Surgeries are down about 70% from the normal level before the pandemic. The healthcare system does test patients for the Coronavirus when coming in for a procedure, but there are plans on expanding that to anyone seeking care.
In the last week, doctors at UPMC performed 10% of surgeries that were postponed due to the virus.
“We don’t want to delay necessary medical care. We don’t want to make little problems into big problems. We don’t want things to become life-threatening,” Chair of UPMC’s Emergency Medicine Department Dr. Don Yealy said.
Over the past week, many patients at UPMC had the procedures they needed, from inserting a cardiac stent into a man having heart issues to helping a retired military veteran who lost some of his eyesight due to a tumor. Both patients tested negative for COVID-19 before their procedures.
“Neither of these were truly emergencies. Some might say it was elective care because it was scheduled. We actually like to think of it as necessary care. Further postponement could’ve caused harm,” Yealy said.
Yealy said UPMC will continue to monitor and respond to any further spread of the virus as parts of the Commonwealth begin to reopen.
“We are going to learn about what care can be delivered in different formats, and we’re going to put that to use. We can’t go back in time. Our goal is to continue to move forward and deliver the best care possible to all that need it,” he said.

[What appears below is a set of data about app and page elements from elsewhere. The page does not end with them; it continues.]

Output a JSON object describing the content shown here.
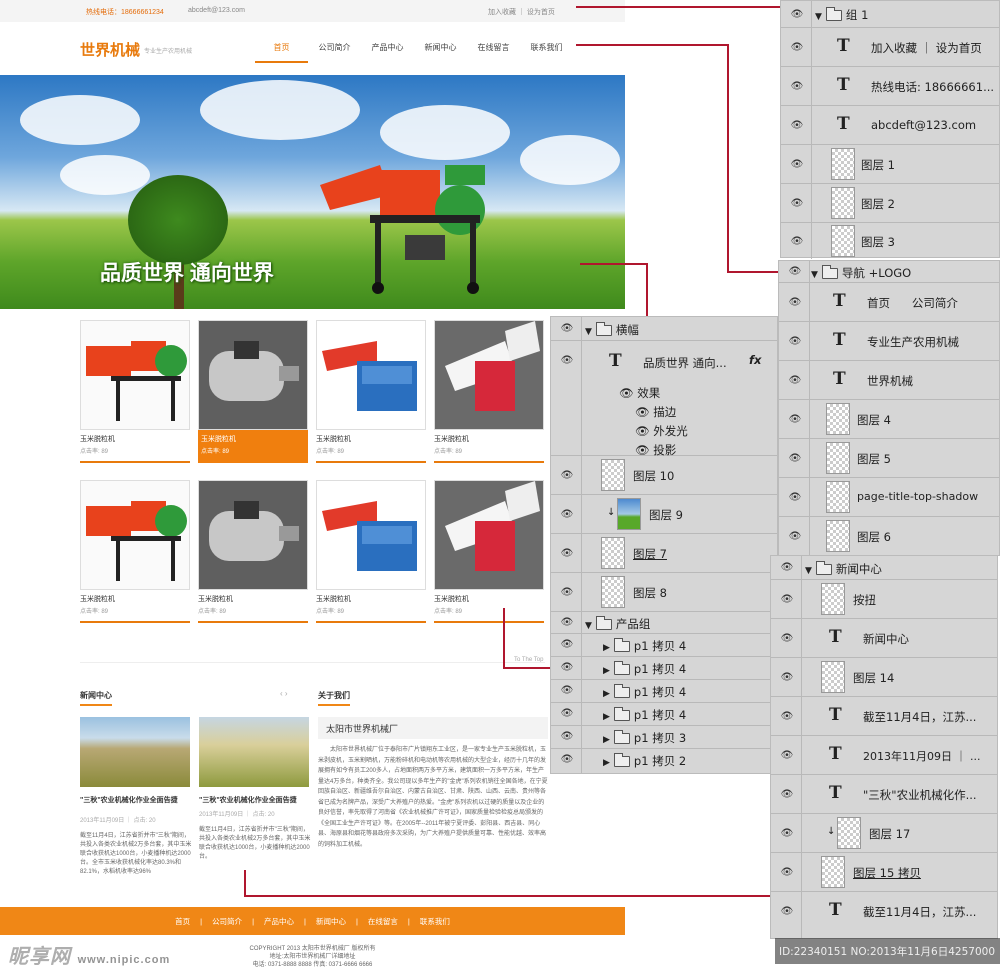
{
  "site": {
    "topbar": {
      "hotline": "热线电话：18666661234",
      "email": "abcdeft@123.com",
      "links": "加入收藏 ｜ 设为首页"
    },
    "logo": "世界机械",
    "slogan": "专业生产农用机械",
    "nav": [
      "首页",
      "公司简介",
      "产品中心",
      "新闻中心",
      "在线留言",
      "联系我们"
    ],
    "banner_text": "品质世界 通向世界",
    "products": [
      {
        "name": "玉米脱粒机",
        "clicks": "点击率: 89"
      },
      {
        "name": "玉米脱粒机",
        "clicks": "点击率: 89"
      },
      {
        "name": "玉米脱粒机",
        "clicks": "点击率: 89"
      },
      {
        "name": "玉米脱粒机",
        "clicks": "点击率: 89"
      },
      {
        "name": "玉米脱粒机",
        "clicks": "点击率: 89"
      },
      {
        "name": "玉米脱粒机",
        "clicks": "点击率: 89"
      },
      {
        "name": "玉米脱粒机",
        "clicks": "点击率: 89"
      },
      {
        "name": "玉米脱粒机",
        "clicks": "点击率: 89"
      }
    ],
    "to_top": "To The Top",
    "news_title": "新闻中心",
    "news": [
      {
        "title": "\"三秋\"农业机械化作业全面告捷",
        "date": "2013年11月09日 ｜ 点击: 20",
        "body": "截至11月4日，江苏省折并市\"三秋\"期间，共投入各类农业机械2万多台套，其中玉米联合收获机达1000台，小麦播种机达2000台。全市玉米收获机械化率达80.3%和82.1%，水稻机收率达96%"
      },
      {
        "title": "\"三秋\"农业机械化作业全面告捷",
        "date": "2013年11月09日 ｜ 点击: 20",
        "body": "截至11月4日，江苏省折并市\"三秋\"期间，共投入各类农业机械2万多台套，其中玉米联合收获机达1000台，小麦播种机达2000台。"
      }
    ],
    "about_title": "关于我们",
    "about_company": "太阳市世界机械厂",
    "about_body": "太阳市世界机械厂位于泰阳市广片镇翔东工业区，是一家专业生产玉米脱粒机，玉米剥皮机，玉米割晒机，万能粉碎机和电动机等农用机械的大型企业，经历十几年的发展拥有如今有员工200多人，占地面积两万多平方米，建筑面积一万多平方米，年生产量达4万多台，种类齐全。我公司现以多年生产的\"金虎\"系列农机销往全国各地，在宁夏回族自治区、新疆维吾尔自治区、内蒙古自治区、甘肃、陕西、山西、云南、贵州等各省已成为名牌产品，深受广大养殖户的热爱。\"金虎\"系列农机以过硬的质量以及企业的良好信誉，率先取得了河南省《农业机械推广许可证》，国家质量检验检疫总局颁发的《全国工业生产许可证》等。在2005年--2011年被宁夏评委、彭阳县、西吉县、同心县、海原县和烟花等县政府多次采购，为广大养殖户提供质量可靠、性能优越、效率高的饲料加工机械。",
    "footer_nav": [
      "首页",
      "公司简介",
      "产品中心",
      "新闻中心",
      "在线留言",
      "联系我们"
    ],
    "copyright": "COPYRIGHT 2013 太阳市世界机械厂 版权所有",
    "address": "地址:太阳市世界机械厂详细地址",
    "phone": "电话: 0371-8888 8888   传真: 0371-6666 6666"
  },
  "panel1": {
    "group": "组 1",
    "rows": [
      {
        "type": "text",
        "label": "加入收藏 ｜ 设为首页"
      },
      {
        "type": "text",
        "label": "热线电话: 18666661..."
      },
      {
        "type": "text",
        "label": "abcdeft@123.com"
      },
      {
        "type": "layer",
        "label": "图层 1"
      },
      {
        "type": "layer",
        "label": "图层 2"
      },
      {
        "type": "layer",
        "label": "图层 3"
      }
    ]
  },
  "panel2": {
    "group": "导航 +LOGO",
    "rows": [
      {
        "type": "text",
        "label": "首页      公司简介"
      },
      {
        "type": "text",
        "label": "专业生产农用机械"
      },
      {
        "type": "text",
        "label": "世界机械"
      },
      {
        "type": "layer",
        "label": "图层 4"
      },
      {
        "type": "layer",
        "label": "图层 5"
      },
      {
        "type": "layer",
        "label": "page-title-top-shadow"
      },
      {
        "type": "layer",
        "label": "图层 6"
      }
    ]
  },
  "panel3": {
    "group": "横幅",
    "text_layer": "品质世界 通向...",
    "fx": "fx",
    "effects_label": "效果",
    "effects": [
      "描边",
      "外发光",
      "投影"
    ],
    "layers": [
      "图层 10",
      "图层 9",
      "图层 7",
      "图层 8"
    ],
    "product_group": "产品组",
    "copies": [
      "p1 拷贝 4",
      "p1 拷贝 4",
      "p1 拷贝 4",
      "p1 拷贝 4",
      "p1 拷贝 3",
      "p1 拷贝 2"
    ]
  },
  "panel4": {
    "group": "新闻中心",
    "rows": [
      {
        "type": "layer",
        "label": "按扭"
      },
      {
        "type": "text",
        "label": "新闻中心"
      },
      {
        "type": "layer",
        "label": "图层 14"
      },
      {
        "type": "text",
        "label": "截至11月4日，江苏..."
      },
      {
        "type": "text",
        "label": "2013年11月09日 ｜ ..."
      },
      {
        "type": "text",
        "label": "\"三秋\"农业机械化作..."
      },
      {
        "type": "layer",
        "label": "图层 17"
      },
      {
        "type": "layer",
        "label": "图层 15 拷贝"
      },
      {
        "type": "text",
        "label": "截至11月4日，江苏..."
      }
    ]
  },
  "watermark": {
    "brand": "昵享网",
    "url": "www.nipic.com"
  },
  "id_bar": "ID:22340151 NO:2013年11月6日4257000",
  "colors": {
    "accent": "#f08716",
    "panel_bg": "#d6d6d6",
    "connector": "#b0162e"
  }
}
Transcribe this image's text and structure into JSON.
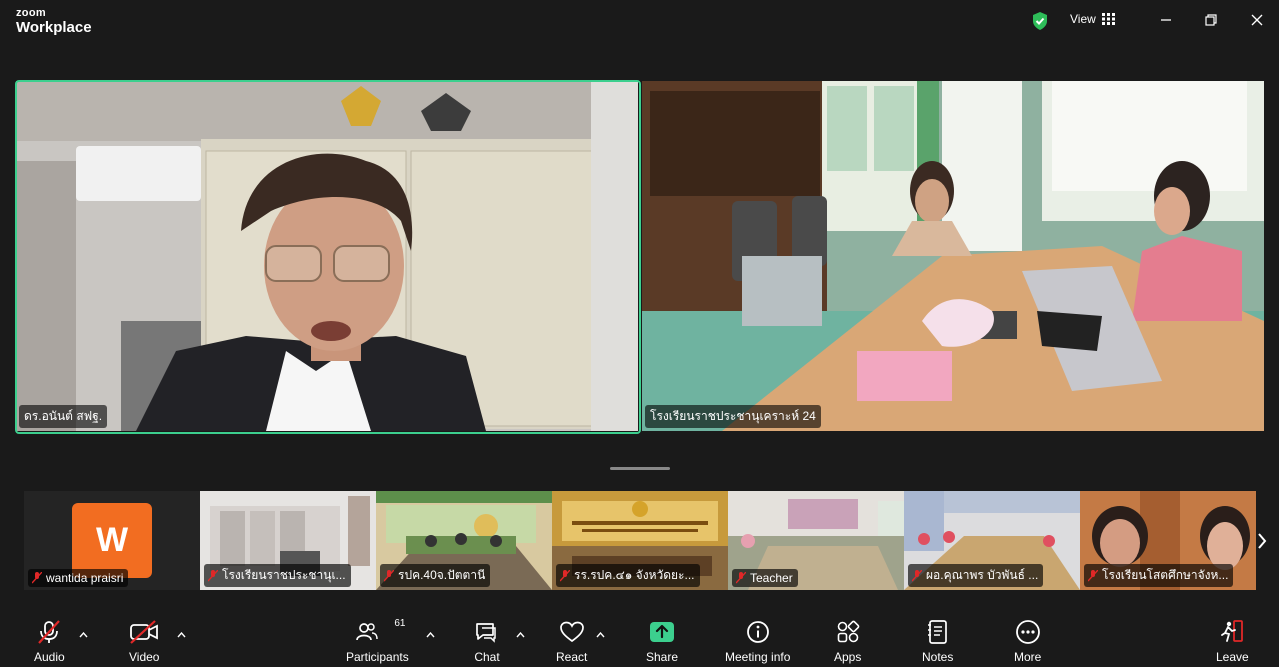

UPMC has seen a large increase in telehealth visits from 250 per day in early March to 9,500 per day just last week.